Comedy review: Big names don't disappoint at first Duluth Comedy Fest
The inaugural Duluth Comedy Fest came to a close Saturday night at the Norshor Theatre with performances by two humor heavyweights — Brian Posehn and Tig Notaro.
Comedians of their caliber rarely make it to the Northland, so the mere fact they were here in the flesh was impressive enough, but their sets demonstrated why they've both risen to the fore of their chosen fields over time.
Posehn came on a touch after 9 p.m., looking resplendent in a vintage Metallica "Sad But True" shirt, metalhead that he is. As he began talking about how he's become a pseudo-political comedian against his will and then moving quickly into commenting on his reputation as a nerdy comic, it was obvious the Saturday-night crowd was not only larger (there were many more people in the balcony than at Friday's Gary Gulman/Alex Edelman show), but also a bit rowdier. During a segment about listening to quintessential death-metal band Obituary via headphones during a hotel-gym mishap, audience members began yelling out song titles, causing Posehn to double over with laughter. He quickly regained control and eventually ended his 25-minute set with some Louis C.K. material while never actually naming the disgraced comedian.
It was actually too bad Posehn left as soon as he did, given he had the crowd on his side and was just seemingly beginning to hit a groove, but Notaro was a fine trade-up. She hit the stage in a green blazer and was immediately up and running, noting (as the comics on Friday night did) how cold she found our Northland. The crowd didn't quite agree. "Is today warm?" she asked, slightly bewildered. The audience answered as one: "Yeah!"

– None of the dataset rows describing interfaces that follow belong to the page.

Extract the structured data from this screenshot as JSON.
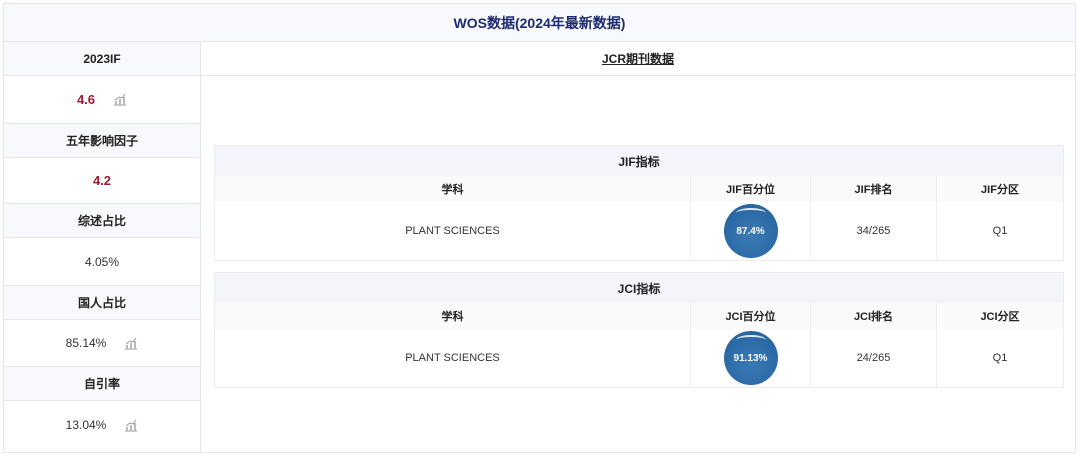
{
  "header": {
    "title": "WOS数据(2024年最新数据)"
  },
  "metrics": [
    {
      "label": "2023IF",
      "value": "4.6",
      "trend": true
    },
    {
      "label": "五年影响因子",
      "value": "4.2",
      "trend": false
    },
    {
      "label": "综述占比",
      "value": "4.05%",
      "trend": false
    },
    {
      "label": "国人占比",
      "value": "85.14%",
      "trend": true
    },
    {
      "label": "自引率",
      "value": "13.04%",
      "trend": true
    }
  ],
  "jcr": {
    "title": "JCR期刊数据"
  },
  "jif": {
    "title": "JIF指标",
    "headers": [
      "学科",
      "JIF百分位",
      "JIF排名",
      "JIF分区"
    ],
    "row": {
      "subject": "PLANT SCIENCES",
      "percentile": "87.4%",
      "rank": "34/265",
      "quartile": "Q1"
    }
  },
  "jci": {
    "title": "JCI指标",
    "headers": [
      "学科",
      "JCI百分位",
      "JCI排名",
      "JCI分区"
    ],
    "row": {
      "subject": "PLANT SCIENCES",
      "percentile": "91.13%",
      "rank": "24/265",
      "quartile": "Q1"
    }
  },
  "icons": {
    "trend": "trend-chart-icon"
  },
  "colors": {
    "header_text": "#1e2a6e",
    "highlight_value": "#a01830",
    "ball": "#2b6aa6"
  }
}
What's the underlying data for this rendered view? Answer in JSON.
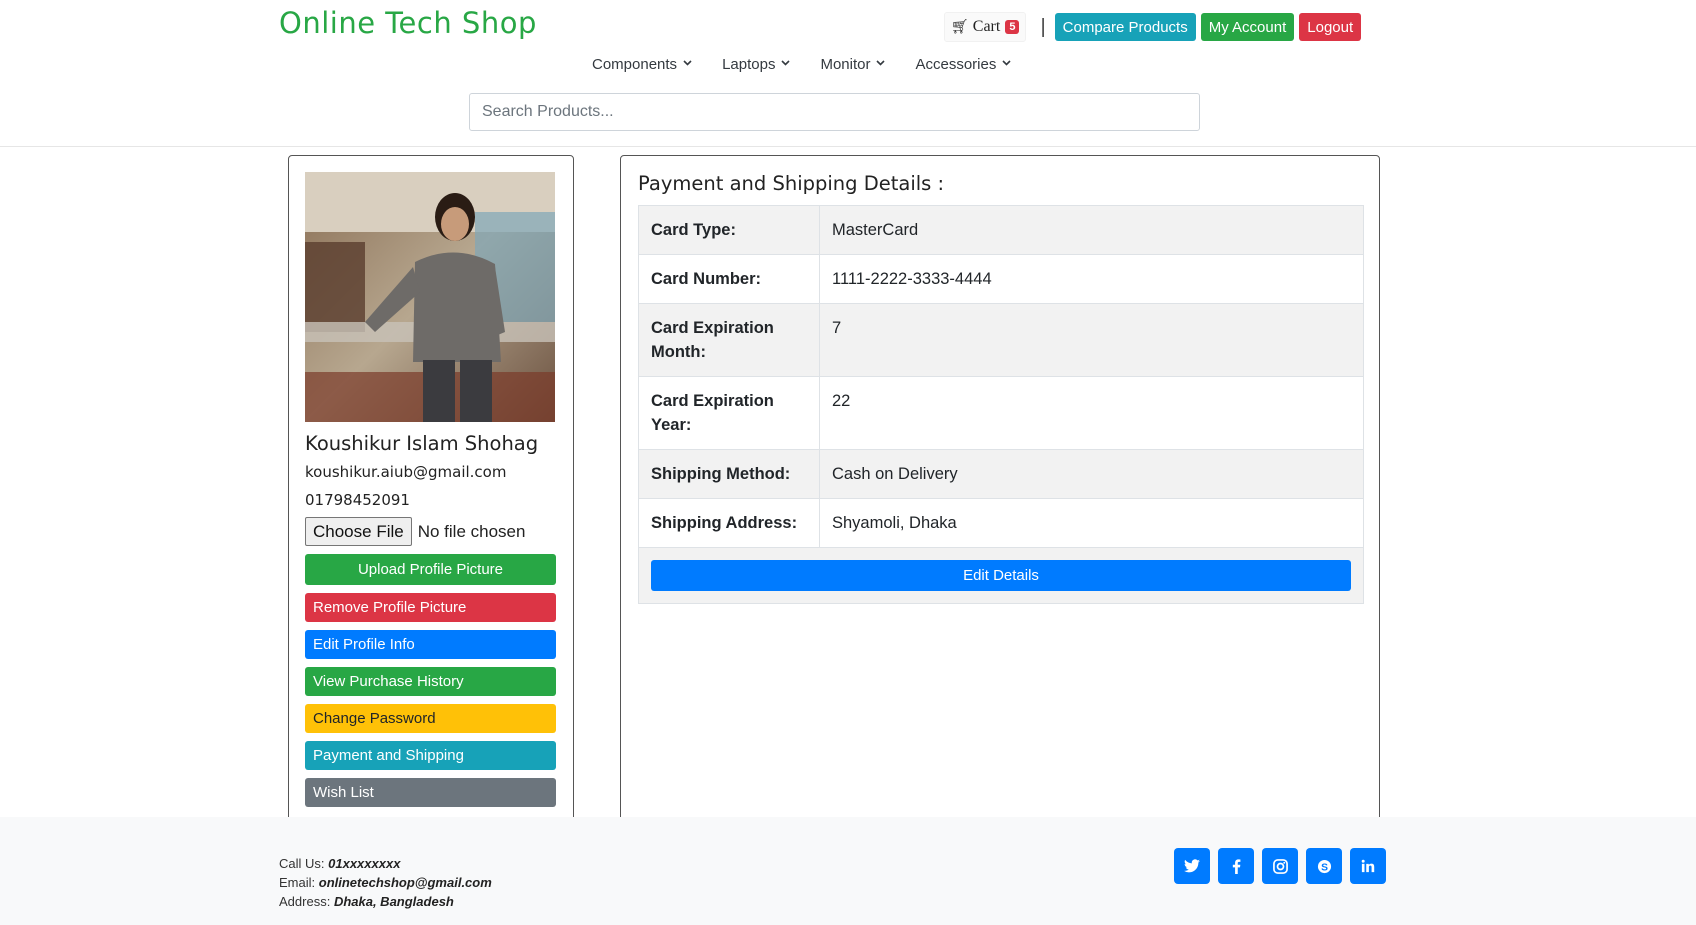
{
  "header": {
    "brand": "Online Tech Shop",
    "cart_label": "Cart",
    "cart_count": "5",
    "separator": "|",
    "compare_label": "Compare Products",
    "account_label": "My Account",
    "logout_label": "Logout"
  },
  "menu": {
    "items": [
      "Components",
      "Laptops",
      "Monitor",
      "Accessories"
    ]
  },
  "search": {
    "placeholder": "Search Products..."
  },
  "profile": {
    "name": "Koushikur Islam Shohag",
    "email": "koushikur.aiub@gmail.com",
    "phone": "01798452091",
    "file_button": "Choose File",
    "file_status": "No file chosen",
    "buttons": {
      "upload": "Upload Profile Picture",
      "remove": "Remove Profile Picture",
      "edit": "Edit Profile Info",
      "history": "View Purchase History",
      "password": "Change Password",
      "payment": "Payment and Shipping",
      "wishlist": "Wish List"
    }
  },
  "details": {
    "title": "Payment and Shipping Details :",
    "rows": [
      {
        "label": "Card Type:",
        "value": "MasterCard"
      },
      {
        "label": "Card Number:",
        "value": "1111-2222-3333-4444"
      },
      {
        "label": "Card Expiration Month:",
        "value": "7"
      },
      {
        "label": "Card Expiration Year:",
        "value": "22"
      },
      {
        "label": "Shipping Method:",
        "value": "Cash on Delivery"
      },
      {
        "label": "Shipping Address:",
        "value": "Shyamoli, Dhaka"
      }
    ],
    "edit_button": "Edit Details"
  },
  "footer": {
    "call_label": "Call Us:",
    "call_value": "01xxxxxxxx",
    "email_label": "Email:",
    "email_value": "onlinetechshop@gmail.com",
    "address_label": "Address:",
    "address_value": "Dhaka, Bangladesh",
    "social_icons": [
      "twitter-icon",
      "facebook-icon",
      "instagram-icon",
      "skype-icon",
      "linkedin-icon"
    ]
  },
  "colors": {
    "brand": "#28a745",
    "primary": "#007bff",
    "info": "#17a2b8",
    "danger": "#dc3545",
    "warning": "#ffc107",
    "secondary": "#6c757d"
  }
}
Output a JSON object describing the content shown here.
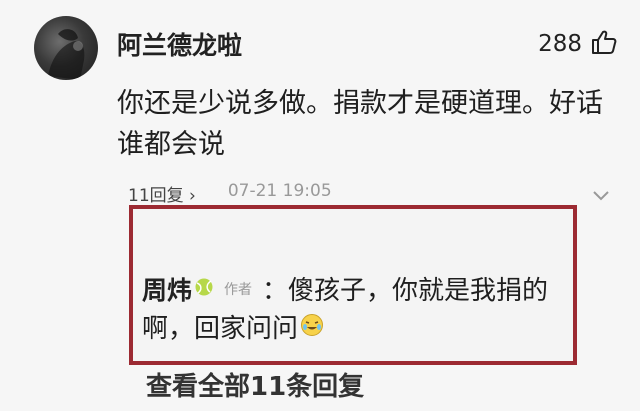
{
  "comment": {
    "username": "阿兰德龙啦",
    "likes": "288",
    "text": "你还是少说多做。捐款才是硬道理。好话谁都会说",
    "reply_count": "11回复 ›",
    "timestamp": "07-21 19:05"
  },
  "reply": {
    "name": "周炜",
    "author_tag": "作者",
    "text_line1": "：傻孩子，你就是我捐的",
    "text_line2": "啊，回家问问"
  },
  "view_all": "查看全部11条回复",
  "icons": {
    "like": "thumbs-up-icon",
    "badge": "tennis-ball-icon",
    "emoji": "laughing-crying-emoji-icon",
    "more": "chevron-down-icon"
  },
  "colors": {
    "highlight_border": "#9c2a32",
    "badge": "#b7d84a"
  }
}
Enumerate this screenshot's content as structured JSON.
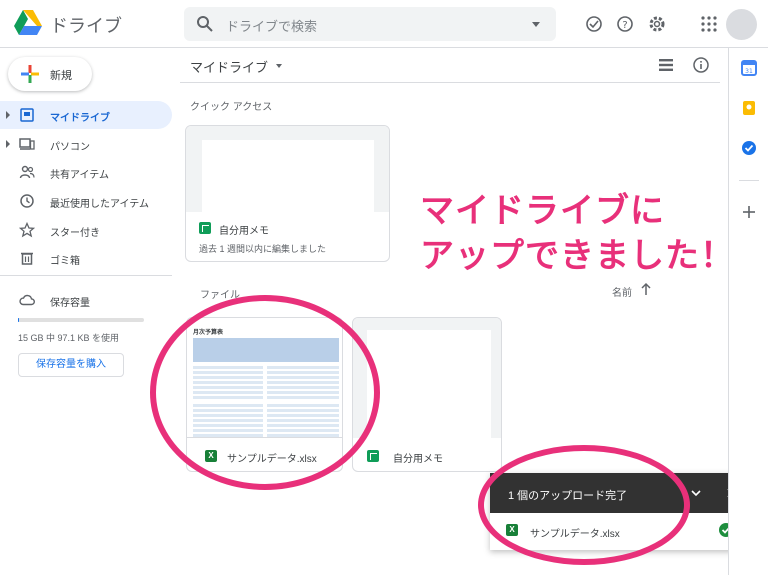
{
  "header": {
    "app_title": "ドライブ",
    "search_placeholder": "ドライブで検索"
  },
  "sidebar": {
    "new_label": "新規",
    "items": [
      {
        "label": "マイドライブ",
        "icon": "my-drive-icon"
      },
      {
        "label": "パソコン",
        "icon": "computer-icon"
      },
      {
        "label": "共有アイテム",
        "icon": "shared-icon"
      },
      {
        "label": "最近使用したアイテム",
        "icon": "recent-icon"
      },
      {
        "label": "スター付き",
        "icon": "star-icon"
      },
      {
        "label": "ゴミ箱",
        "icon": "trash-icon"
      },
      {
        "label": "保存容量",
        "icon": "cloud-icon"
      }
    ],
    "storage_text": "15 GB 中 97.1 KB を使用",
    "storage_used_fraction": 0.01,
    "buy_label": "保存容量を購入"
  },
  "main": {
    "title": "マイドライブ",
    "quick_access_label": "クイック アクセス",
    "quick_card": {
      "name": "自分用メモ",
      "subtitle": "過去 1 週間以内に編集しました"
    },
    "files_label": "ファイル",
    "sort_label": "名前",
    "files": [
      {
        "name": "サンプルデータ.xlsx",
        "type": "excel"
      },
      {
        "name": "自分用メモ",
        "type": "sheets"
      }
    ],
    "thumbnail_title": "月次予算表"
  },
  "callout": {
    "line1": "マイドライブに",
    "line2": "アップできました！",
    "color": "#e8307a"
  },
  "upload_panel": {
    "title": "1 個のアップロード完了",
    "file_name": "サンプルデータ.xlsx"
  }
}
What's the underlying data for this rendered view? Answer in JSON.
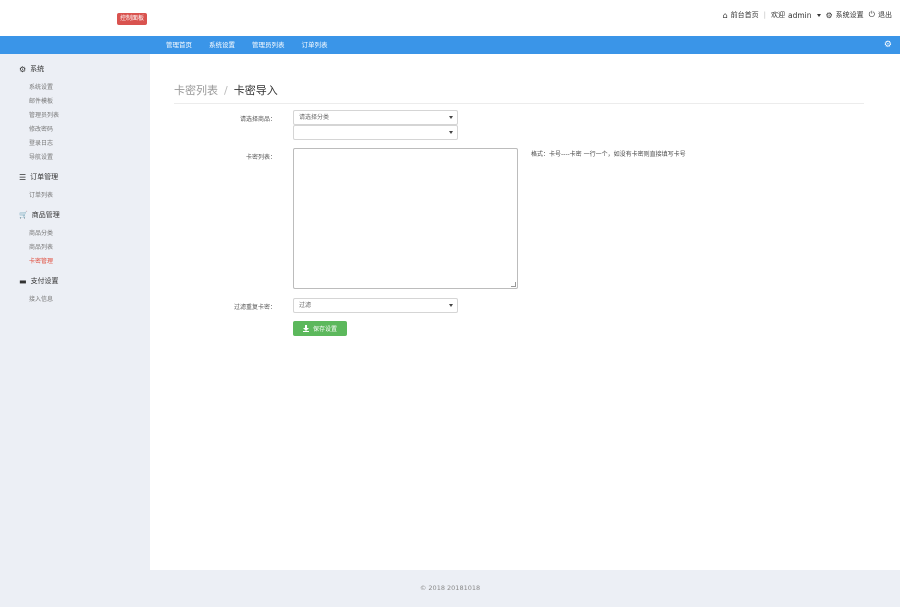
{
  "header": {
    "logo_badge": "控制面板",
    "links": {
      "home": "前台首页",
      "separator": "|",
      "welcome_prefix": "欢迎",
      "username": "admin",
      "settings": "系统设置",
      "logout": "退出"
    }
  },
  "navbar": {
    "items": [
      "管理首页",
      "系统设置",
      "管理员列表",
      "订单列表"
    ],
    "gear_icon": "⚙"
  },
  "sidebar": {
    "sections": [
      {
        "icon": "gear-icon",
        "glyph": "⚙",
        "title": "系统",
        "items": [
          "系统设置",
          "邮件模板",
          "管理员列表",
          "修改密码",
          "登录日志",
          "导航设置"
        ]
      },
      {
        "icon": "list-icon",
        "glyph": "☰",
        "title": "订单管理",
        "items": [
          "订单列表"
        ]
      },
      {
        "icon": "cart-icon",
        "glyph": "🛒",
        "title": "商品管理",
        "items": [
          "商品分类",
          "商品列表",
          "卡密管理"
        ]
      },
      {
        "icon": "card-icon",
        "glyph": "▬",
        "title": "支付设置",
        "items": [
          "接入信息"
        ]
      }
    ],
    "active_item": "卡密管理"
  },
  "main": {
    "breadcrumb": {
      "parent": "卡密列表",
      "separator": "/",
      "current": "卡密导入"
    },
    "form": {
      "product_label": "请选择商品：",
      "category_select_value": "请选择分类",
      "product_select_value": "",
      "cards_label": "卡密列表：",
      "cards_value": "",
      "cards_hint": "格式：卡号----卡密 一行一个，如没有卡密则直接填写卡号",
      "dedupe_label": "过滤重复卡密：",
      "dedupe_value": "过滤",
      "save_label": "保存设置"
    }
  },
  "footer": {
    "copyright": "© 2018 20181018"
  }
}
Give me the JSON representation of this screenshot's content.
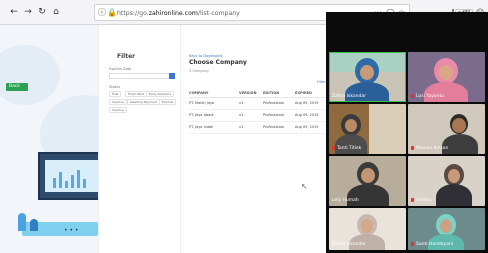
{
  "browser": {
    "url_prefix": "https://go.",
    "url_domain": "zahironline.com",
    "url_path": "/list-company",
    "zoom": "50%",
    "icons": [
      "back-arrow-icon",
      "forward-arrow-icon",
      "reload-icon",
      "home-icon",
      "info-icon",
      "lock-icon",
      "more-icon",
      "pocket-icon",
      "bookmark-star-icon",
      "library-icon",
      "sidebar-icon",
      "account-icon"
    ]
  },
  "page": {
    "left_button": "Back",
    "filter": {
      "title": "Filter",
      "label_1": "Expires Date",
      "label_2": "Status",
      "chips": [
        "Trial",
        "Fresh Start",
        "Early Adopters",
        "Inactive",
        "Awaiting Payment",
        "Expired",
        "Inactive"
      ]
    },
    "content": {
      "back_link": "Back to Dashboard",
      "title": "Choose Company",
      "count": "3 Company",
      "filter_link": "Filter",
      "columns": [
        "COMPANY",
        "VERSION",
        "EDITION",
        "EXPIRED"
      ],
      "rows": [
        [
          "PT. Maleh Jaya",
          "v1",
          "Professional",
          "Aug 09, 2019"
        ],
        [
          "PT. Jaya Abadi",
          "v1",
          "Professional",
          "Aug 09, 2019"
        ],
        [
          "PT. Jaya Indah",
          "v1",
          "Professional",
          "Aug 09, 2019"
        ]
      ]
    }
  },
  "video_call": {
    "participants": [
      {
        "name": "Zahra Iskandar",
        "muted": false
      },
      {
        "name": "Lusi Yayantu",
        "muted": true
      },
      {
        "name": "Tanti Titiek",
        "muted": true
      },
      {
        "name": "Wawan Ikhsan",
        "muted": true
      },
      {
        "name": "Lely Humah",
        "muted": false
      },
      {
        "name": "Andina",
        "muted": true
      },
      {
        "name": "Zahra Iskandar",
        "muted": false
      },
      {
        "name": "Santi Handayani",
        "muted": true
      }
    ]
  },
  "colors": {
    "accent_blue": "#3f78c8",
    "button_green": "#2aa155",
    "active_speaker": "#39c04a",
    "muted_red": "#e0322b"
  }
}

Notaro's set was a bit more loosey-goosey than might have been expected. Fans of her stand-up specials may have detected she wasn't in that same mode, completely. It seemed as if she was experimenting with different ideas, ones that she's been trying out on the road. The top half of her set touched on her well-known health issues (she has fought cancer, among other challenges). A story about EMTs being dispatched to her home was hilarious not just because of the absurdity of the situation, but because her description of the event itself was so funny and depended heavily on her bemused reactions.
As the performance went along, Notaro moved from more typical stand-up to a long section in which she had various songs played over the PA, and she would comment on them in different ways. At times, she just lip-synced for comic effect. Later on, she moved to a keyboard and took requests — the humor coming from the fact that she absolutely cannot play the instrument. This latter portion of the show perhaps went on a little long, but the audience was on board for all of it, likely because Notaro is just a plain-old magnetic, funny performer.
Without a doubt, the first Duluth Comedy Fest was a success. While more seats could have been filled, the fact that such A-level talent was attracted to the Norshor is a gift for comedy fans. Couple this with the upcoming Maria Bamford (who was namechecked by Notaro during her set) shows, and it seems that the potential future for stand-up comedy from big names in Duluth has quickly become much brighter.
Tony Bennett is a Duluth freelance writer and arts critic.